Your piece itself gave several clues to a “long-term answer.” You referred to Dan McMurry, who has called the loosening of the cohesiveness of the American family “the most important element in the explosive growth of homelessness.” Well, one long-term answer to homelessness would then be to tighten up the family screws. McMurry himself falls down on the de-institutionalization of the mentally ill. He apparently failed to read Myth of Mental Illness by Thomas S. Szasz, who believes “mental illness” is no true “illness” but rather the result of failure to learn the rules of mental health. Another long-term answer to homelessness would therefore be to discover these rules and to teach them effectively. McMurry also speaks of the “steep increase in the number of alcoholics, especially among the young.” So, here again, a long-term answer may be to regard alcoholism as a form of mental illness.

Are these ‘long-term answers” too difficult, Mr. Pappas?

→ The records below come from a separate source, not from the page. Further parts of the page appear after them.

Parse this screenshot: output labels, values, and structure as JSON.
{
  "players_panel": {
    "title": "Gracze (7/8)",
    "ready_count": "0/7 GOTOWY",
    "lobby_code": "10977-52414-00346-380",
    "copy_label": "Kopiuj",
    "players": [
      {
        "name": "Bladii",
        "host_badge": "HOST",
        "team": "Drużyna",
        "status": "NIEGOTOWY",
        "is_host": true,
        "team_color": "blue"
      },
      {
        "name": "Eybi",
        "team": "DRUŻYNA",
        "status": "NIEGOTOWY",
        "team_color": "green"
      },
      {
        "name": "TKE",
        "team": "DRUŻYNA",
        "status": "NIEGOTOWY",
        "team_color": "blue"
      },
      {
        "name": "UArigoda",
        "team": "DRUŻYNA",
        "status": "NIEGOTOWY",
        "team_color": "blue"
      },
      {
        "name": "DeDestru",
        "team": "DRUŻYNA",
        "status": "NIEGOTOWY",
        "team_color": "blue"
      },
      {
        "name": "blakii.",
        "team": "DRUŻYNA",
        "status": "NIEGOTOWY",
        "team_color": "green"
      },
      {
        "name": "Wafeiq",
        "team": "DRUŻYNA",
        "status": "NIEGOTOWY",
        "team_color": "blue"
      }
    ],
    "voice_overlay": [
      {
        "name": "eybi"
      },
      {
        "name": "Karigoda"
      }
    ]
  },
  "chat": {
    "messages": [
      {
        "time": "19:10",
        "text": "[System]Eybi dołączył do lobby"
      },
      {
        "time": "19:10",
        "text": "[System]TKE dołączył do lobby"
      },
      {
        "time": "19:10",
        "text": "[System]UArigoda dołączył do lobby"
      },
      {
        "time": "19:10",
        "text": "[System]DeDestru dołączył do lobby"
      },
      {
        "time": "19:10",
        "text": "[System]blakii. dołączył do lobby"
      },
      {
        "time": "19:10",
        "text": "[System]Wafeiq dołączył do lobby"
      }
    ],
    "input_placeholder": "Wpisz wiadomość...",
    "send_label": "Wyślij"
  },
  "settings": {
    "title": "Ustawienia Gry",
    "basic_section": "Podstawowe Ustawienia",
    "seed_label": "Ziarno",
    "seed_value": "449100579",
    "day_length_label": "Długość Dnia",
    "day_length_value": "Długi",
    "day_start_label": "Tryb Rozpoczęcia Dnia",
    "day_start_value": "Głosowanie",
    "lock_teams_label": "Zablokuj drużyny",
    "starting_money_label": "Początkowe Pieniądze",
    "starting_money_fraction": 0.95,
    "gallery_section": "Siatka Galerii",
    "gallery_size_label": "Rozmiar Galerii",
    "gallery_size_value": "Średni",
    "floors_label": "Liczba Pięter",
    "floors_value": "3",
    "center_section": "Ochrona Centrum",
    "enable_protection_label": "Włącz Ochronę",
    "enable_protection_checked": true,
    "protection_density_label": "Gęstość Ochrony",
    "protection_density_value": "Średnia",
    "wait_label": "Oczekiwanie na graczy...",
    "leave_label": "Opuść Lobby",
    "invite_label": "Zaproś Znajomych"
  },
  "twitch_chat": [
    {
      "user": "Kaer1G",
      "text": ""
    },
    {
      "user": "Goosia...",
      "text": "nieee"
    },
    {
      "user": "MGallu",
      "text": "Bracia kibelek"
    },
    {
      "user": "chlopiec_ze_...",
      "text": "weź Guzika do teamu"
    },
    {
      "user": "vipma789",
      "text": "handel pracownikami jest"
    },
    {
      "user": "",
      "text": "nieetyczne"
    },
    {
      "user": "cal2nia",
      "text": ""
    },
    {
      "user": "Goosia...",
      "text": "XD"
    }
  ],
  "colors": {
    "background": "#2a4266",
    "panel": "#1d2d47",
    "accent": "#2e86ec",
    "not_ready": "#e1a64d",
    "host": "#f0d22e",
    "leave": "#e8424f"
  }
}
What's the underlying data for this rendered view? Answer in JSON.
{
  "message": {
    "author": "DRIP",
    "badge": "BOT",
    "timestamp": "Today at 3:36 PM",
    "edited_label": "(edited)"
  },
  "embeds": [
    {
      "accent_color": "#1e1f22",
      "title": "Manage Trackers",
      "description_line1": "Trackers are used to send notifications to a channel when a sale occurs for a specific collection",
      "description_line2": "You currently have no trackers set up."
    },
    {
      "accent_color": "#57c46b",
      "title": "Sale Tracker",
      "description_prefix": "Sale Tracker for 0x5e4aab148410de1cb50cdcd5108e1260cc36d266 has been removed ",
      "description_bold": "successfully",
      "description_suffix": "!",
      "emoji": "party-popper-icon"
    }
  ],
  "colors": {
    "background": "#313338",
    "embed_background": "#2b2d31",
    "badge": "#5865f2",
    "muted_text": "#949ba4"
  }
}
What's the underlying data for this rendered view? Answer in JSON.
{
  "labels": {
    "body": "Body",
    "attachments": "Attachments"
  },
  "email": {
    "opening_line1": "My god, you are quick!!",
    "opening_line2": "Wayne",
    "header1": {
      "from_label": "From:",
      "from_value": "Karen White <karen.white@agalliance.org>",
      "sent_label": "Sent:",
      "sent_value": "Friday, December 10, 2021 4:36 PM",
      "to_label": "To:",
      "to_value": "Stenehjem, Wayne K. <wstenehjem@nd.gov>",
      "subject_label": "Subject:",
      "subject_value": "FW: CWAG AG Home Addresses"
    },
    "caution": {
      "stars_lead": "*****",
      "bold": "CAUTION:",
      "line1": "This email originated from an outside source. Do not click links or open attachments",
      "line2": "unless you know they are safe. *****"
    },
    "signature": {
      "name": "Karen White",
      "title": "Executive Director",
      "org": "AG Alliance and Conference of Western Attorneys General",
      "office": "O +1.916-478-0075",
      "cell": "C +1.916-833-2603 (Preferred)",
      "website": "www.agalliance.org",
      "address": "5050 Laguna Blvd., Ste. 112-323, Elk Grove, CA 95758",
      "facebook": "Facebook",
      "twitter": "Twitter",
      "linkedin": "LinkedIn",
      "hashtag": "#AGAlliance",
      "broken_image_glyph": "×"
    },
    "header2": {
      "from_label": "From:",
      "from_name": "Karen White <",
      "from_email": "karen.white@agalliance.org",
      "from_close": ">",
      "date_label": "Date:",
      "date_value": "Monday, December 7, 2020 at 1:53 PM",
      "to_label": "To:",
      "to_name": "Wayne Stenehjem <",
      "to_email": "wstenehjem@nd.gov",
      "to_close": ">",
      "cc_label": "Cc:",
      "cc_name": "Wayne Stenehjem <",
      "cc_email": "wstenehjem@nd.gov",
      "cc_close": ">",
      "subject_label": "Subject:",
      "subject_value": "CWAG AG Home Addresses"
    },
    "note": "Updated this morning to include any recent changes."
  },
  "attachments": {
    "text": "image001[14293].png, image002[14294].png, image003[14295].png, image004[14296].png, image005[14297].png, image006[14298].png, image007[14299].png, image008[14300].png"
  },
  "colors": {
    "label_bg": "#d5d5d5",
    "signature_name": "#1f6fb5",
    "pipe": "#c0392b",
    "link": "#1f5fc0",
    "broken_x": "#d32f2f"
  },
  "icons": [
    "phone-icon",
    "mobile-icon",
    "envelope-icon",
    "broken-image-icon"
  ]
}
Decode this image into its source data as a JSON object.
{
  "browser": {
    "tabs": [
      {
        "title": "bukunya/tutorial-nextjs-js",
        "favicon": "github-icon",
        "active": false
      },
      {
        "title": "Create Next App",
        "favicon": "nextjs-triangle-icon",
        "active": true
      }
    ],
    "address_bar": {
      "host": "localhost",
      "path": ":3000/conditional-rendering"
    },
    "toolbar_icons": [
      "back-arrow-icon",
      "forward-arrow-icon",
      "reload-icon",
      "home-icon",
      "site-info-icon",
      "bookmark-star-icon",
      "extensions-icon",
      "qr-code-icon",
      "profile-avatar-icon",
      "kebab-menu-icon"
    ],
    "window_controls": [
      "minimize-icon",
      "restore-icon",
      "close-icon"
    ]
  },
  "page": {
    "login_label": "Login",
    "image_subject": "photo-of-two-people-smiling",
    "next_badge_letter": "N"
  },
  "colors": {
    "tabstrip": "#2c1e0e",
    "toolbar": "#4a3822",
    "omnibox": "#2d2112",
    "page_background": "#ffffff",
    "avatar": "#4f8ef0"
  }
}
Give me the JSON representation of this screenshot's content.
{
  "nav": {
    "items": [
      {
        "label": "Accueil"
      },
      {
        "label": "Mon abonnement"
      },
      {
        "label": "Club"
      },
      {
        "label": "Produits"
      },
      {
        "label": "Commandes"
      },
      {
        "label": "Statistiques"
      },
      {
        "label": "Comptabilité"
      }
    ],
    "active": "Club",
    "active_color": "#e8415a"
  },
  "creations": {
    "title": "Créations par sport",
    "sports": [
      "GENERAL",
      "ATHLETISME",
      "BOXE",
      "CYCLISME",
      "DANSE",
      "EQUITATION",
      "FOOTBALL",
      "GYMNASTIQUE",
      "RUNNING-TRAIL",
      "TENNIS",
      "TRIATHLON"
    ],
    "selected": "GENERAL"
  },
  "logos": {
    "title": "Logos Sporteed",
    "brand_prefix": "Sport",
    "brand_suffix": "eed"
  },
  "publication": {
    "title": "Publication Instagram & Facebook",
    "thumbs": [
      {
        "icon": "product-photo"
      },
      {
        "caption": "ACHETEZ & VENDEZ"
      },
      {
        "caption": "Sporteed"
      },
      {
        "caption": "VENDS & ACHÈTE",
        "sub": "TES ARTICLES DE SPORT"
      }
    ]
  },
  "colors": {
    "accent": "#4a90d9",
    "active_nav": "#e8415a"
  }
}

If and when we find and put these answers into effect, their purpose will not only be to put the homeless problem under control, but to solve the broader educational, economic, political, scientific, and social ones.

        —Stephen Miles
Tucson, AZ

Mr. Pappas Replies:

I repeat, there is no long-term “answer” to homelessness. I admit in my editorial that several causes have contributed to homelessness, such as the de-institutionalization of the mentally ill in the 1960’s and 70’s, and it goes without saying that some homelessness would be eliminated if traditional family ties were strengthened and once again encouraged. And if we could solve “the broader educational, economic, political, scientific [?], and social” problems plaguing our culture, surely some more homelessness would diminish, as would drug abuse, street crime, illegitimacy, and a hundred other pathologies.

But even if we could return to the blissful days of the 1950’s, when women were homemakers and fathers were breadwinners and the marital contract was something sacred, “homelessness” would still exist. The homeless simply would not be adorned with the sainted status they now enjoy; they would be called what they have always been called—bums, drunkards, misfits, and derelicts—and those in need of medical attention or psychological counseling would be either hospitalized or institutionalized. We can’t go back to the 1950’s, but we can reclaim the right to clean up our streets and parks.

That millions of ordinary people—”just like you and me”—are without homes and sleeping on our streets is pure myth, a lie propagated by special interest groups pursuing their own agenda. There are far fewer homeless than advocates claim, and the medical and psychological problems of many of the homeless are far more severe than commonly admitted. Criminal activity among the homeless is also coming to the fore. Late last year a 30-year-old man was arrested in Galveston, Texas, for the slaying of a female companion. The man was believed to be part of a trainriding gang of homeless men and women that is thought to be responsible for several murders throughout the West. Most interesting is the way the Associated Press described these individuals as “transients,” “hobos,” and “vagrants”—anything but “homeless.” We wouldn’t want, of course, to give the public the wrong opinion.